Print all records exactly, leaving nothing out.

> [SUPPLIED DATA]:
◆ ◆ ◆ ◆

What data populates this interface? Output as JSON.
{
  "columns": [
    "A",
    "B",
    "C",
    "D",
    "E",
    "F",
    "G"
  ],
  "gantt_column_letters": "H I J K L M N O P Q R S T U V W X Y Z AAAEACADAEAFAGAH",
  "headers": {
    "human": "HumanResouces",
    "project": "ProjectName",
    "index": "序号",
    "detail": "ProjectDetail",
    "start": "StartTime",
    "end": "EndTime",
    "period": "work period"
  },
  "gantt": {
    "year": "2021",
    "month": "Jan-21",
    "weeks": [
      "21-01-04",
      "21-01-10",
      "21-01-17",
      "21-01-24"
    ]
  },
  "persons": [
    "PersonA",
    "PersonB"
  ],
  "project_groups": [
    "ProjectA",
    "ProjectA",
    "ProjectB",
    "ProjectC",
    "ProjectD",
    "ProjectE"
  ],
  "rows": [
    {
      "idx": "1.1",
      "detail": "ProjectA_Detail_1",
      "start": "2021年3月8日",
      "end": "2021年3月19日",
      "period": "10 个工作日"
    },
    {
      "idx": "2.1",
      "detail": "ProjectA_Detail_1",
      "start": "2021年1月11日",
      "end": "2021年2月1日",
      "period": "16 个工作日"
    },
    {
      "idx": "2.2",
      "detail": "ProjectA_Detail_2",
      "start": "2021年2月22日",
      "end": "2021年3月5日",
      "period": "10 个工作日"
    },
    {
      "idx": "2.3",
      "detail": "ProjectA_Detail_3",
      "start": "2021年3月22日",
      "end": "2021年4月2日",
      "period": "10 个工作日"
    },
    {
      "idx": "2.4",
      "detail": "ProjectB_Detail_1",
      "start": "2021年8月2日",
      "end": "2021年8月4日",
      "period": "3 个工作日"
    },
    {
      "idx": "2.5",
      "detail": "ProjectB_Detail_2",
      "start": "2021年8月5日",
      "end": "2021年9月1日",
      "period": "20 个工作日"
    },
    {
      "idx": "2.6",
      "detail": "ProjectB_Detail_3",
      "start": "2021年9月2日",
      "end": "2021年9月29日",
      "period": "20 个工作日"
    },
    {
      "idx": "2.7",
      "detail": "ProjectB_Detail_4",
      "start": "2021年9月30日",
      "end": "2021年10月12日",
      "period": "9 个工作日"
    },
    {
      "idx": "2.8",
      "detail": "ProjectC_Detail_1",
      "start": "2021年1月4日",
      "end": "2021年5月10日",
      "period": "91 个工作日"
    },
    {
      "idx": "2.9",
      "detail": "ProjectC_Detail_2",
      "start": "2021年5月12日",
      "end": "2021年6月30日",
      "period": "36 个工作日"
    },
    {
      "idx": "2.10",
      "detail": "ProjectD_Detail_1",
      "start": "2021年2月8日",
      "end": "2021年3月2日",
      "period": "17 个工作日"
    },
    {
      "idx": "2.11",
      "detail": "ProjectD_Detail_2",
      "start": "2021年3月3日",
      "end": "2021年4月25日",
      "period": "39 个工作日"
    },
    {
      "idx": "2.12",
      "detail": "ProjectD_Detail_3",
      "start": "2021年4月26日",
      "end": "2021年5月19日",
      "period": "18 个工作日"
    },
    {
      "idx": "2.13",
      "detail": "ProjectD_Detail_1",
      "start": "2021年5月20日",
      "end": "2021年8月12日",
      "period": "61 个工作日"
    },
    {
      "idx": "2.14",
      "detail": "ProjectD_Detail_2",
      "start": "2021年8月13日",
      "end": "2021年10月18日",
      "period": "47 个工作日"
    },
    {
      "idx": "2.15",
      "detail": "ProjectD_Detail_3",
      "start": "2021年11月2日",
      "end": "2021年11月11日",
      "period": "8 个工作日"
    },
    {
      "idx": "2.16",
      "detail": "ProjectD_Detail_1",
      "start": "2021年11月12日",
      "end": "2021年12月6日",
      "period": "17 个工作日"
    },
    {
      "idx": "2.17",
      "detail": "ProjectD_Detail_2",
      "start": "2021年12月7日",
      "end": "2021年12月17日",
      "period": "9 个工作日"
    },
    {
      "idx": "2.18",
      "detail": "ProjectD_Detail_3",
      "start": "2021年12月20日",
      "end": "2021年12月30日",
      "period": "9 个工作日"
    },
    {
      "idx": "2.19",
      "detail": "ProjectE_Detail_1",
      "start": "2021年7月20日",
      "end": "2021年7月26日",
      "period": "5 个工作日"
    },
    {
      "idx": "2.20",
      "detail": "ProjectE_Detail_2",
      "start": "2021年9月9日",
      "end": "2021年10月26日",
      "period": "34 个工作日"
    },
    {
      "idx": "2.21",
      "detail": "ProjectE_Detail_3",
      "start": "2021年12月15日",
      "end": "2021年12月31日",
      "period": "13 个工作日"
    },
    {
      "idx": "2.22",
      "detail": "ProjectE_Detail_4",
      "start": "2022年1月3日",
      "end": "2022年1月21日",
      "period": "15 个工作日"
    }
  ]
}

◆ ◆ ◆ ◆

> [ANSWER BOX]:
What data populates this interface? Output as JSON.
{
  "columns": [
    "A",
    "B",
    "C",
    "D",
    "E",
    "F",
    "G"
  ],
  "gantt_column_letters": "H I J K L M N O P Q R S T U V W X Y Z AAAEACADAEAFAGAH",
  "headers": {
    "human": "HumanResouces",
    "project": "ProjectName",
    "index": "序号",
    "detail": "ProjectDetail",
    "start": "StartTime",
    "end": "EndTime",
    "period": "work period"
  },
  "gantt": {
    "year": "2021",
    "month": "Jan-21",
    "weeks": [
      "21-01-04",
      "21-01-10",
      "21-01-17",
      "21-01-24"
    ]
  },
  "persons": [
    "PersonA",
    "PersonB"
  ],
  "project_groups": [
    "ProjectA",
    "ProjectA",
    "ProjectB",
    "ProjectC",
    "ProjectD",
    "ProjectE"
  ],
  "rows": [
    {
      "idx": "1.1",
      "detail": "ProjectA_Detail_1",
      "start": "2021年3月8日",
      "end": "2021年3月19日",
      "period": "10 个工作日"
    },
    {
      "idx": "2.1",
      "detail": "ProjectA_Detail_1",
      "start": "2021年1月11日",
      "end": "2021年2月1日",
      "period": "16 个工作日"
    },
    {
      "idx": "2.2",
      "detail": "ProjectA_Detail_2",
      "start": "2021年2月22日",
      "end": "2021年3月5日",
      "period": "10 个工作日"
    },
    {
      "idx": "2.3",
      "detail": "ProjectA_Detail_3",
      "start": "2021年3月22日",
      "end": "2021年4月2日",
      "period": "10 个工作日"
    },
    {
      "idx": "2.4",
      "detail": "ProjectB_Detail_1",
      "start": "2021年8月2日",
      "end": "2021年8月4日",
      "period": "3 个工作日"
    },
    {
      "idx": "2.5",
      "detail": "ProjectB_Detail_2",
      "start": "2021年8月5日",
      "end": "2021年9月1日",
      "period": "20 个工作日"
    },
    {
      "idx": "2.6",
      "detail": "ProjectB_Detail_3",
      "start": "2021年9月2日",
      "end": "2021年9月29日",
      "period": "20 个工作日"
    },
    {
      "idx": "2.7",
      "detail": "ProjectB_Detail_4",
      "start": "2021年9月30日",
      "end": "2021年10月12日",
      "period": "9 个工作日"
    },
    {
      "idx": "2.8",
      "detail": "ProjectC_Detail_1",
      "start": "2021年1月4日",
      "end": "2021年5月10日",
      "period": "91 个工作日"
    },
    {
      "idx": "2.9",
      "detail": "ProjectC_Detail_2",
      "start": "2021年5月12日",
      "end": "2021年6月30日",
      "period": "36 个工作日"
    },
    {
      "idx": "2.10",
      "detail": "ProjectD_Detail_1",
      "start": "2021年2月8日",
      "end": "2021年3月2日",
      "period": "17 个工作日"
    },
    {
      "idx": "2.11",
      "detail": "ProjectD_Detail_2",
      "start": "2021年3月3日",
      "end": "2021年4月25日",
      "period": "39 个工作日"
    },
    {
      "idx": "2.12",
      "detail": "ProjectD_Detail_3",
      "start": "2021年4月26日",
      "end": "2021年5月19日",
      "period": "18 个工作日"
    },
    {
      "idx": "2.13",
      "detail": "ProjectD_Detail_1",
      "start": "2021年5月20日",
      "end": "2021年8月12日",
      "period": "61 个工作日"
    },
    {
      "idx": "2.14",
      "detail": "ProjectD_Detail_2",
      "start": "2021年8月13日",
      "end": "2021年10月18日",
      "period": "47 个工作日"
    },
    {
      "idx": "2.15",
      "detail": "ProjectD_Detail_3",
      "start": "2021年11月2日",
      "end": "2021年11月11日",
      "period": "8 个工作日"
    },
    {
      "idx": "2.16",
      "detail": "ProjectD_Detail_1",
      "start": "2021年11月12日",
      "end": "2021年12月6日",
      "period": "17 个工作日"
    },
    {
      "idx": "2.17",
      "detail": "ProjectD_Detail_2",
      "start": "2021年12月7日",
      "end": "2021年12月17日",
      "period": "9 个工作日"
    },
    {
      "idx": "2.18",
      "detail": "ProjectD_Detail_3",
      "start": "2021年12月20日",
      "end": "2021年12月30日",
      "period": "9 个工作日"
    },
    {
      "idx": "2.19",
      "detail": "ProjectE_Detail_1",
      "start": "2021年7月20日",
      "end": "2021年7月26日",
      "period": "5 个工作日"
    },
    {
      "idx": "2.20",
      "detail": "ProjectE_Detail_2",
      "start": "2021年9月9日",
      "end": "2021年10月26日",
      "period": "34 个工作日"
    },
    {
      "idx": "2.21",
      "detail": "ProjectE_Detail_3",
      "start": "2021年12月15日",
      "end": "2021年12月31日",
      "period": "13 个工作日"
    },
    {
      "idx": "2.22",
      "detail": "ProjectE_Detail_4",
      "start": "2022年1月3日",
      "end": "2022年1月21日",
      "period": "15 个工作日"
    }
  ]
}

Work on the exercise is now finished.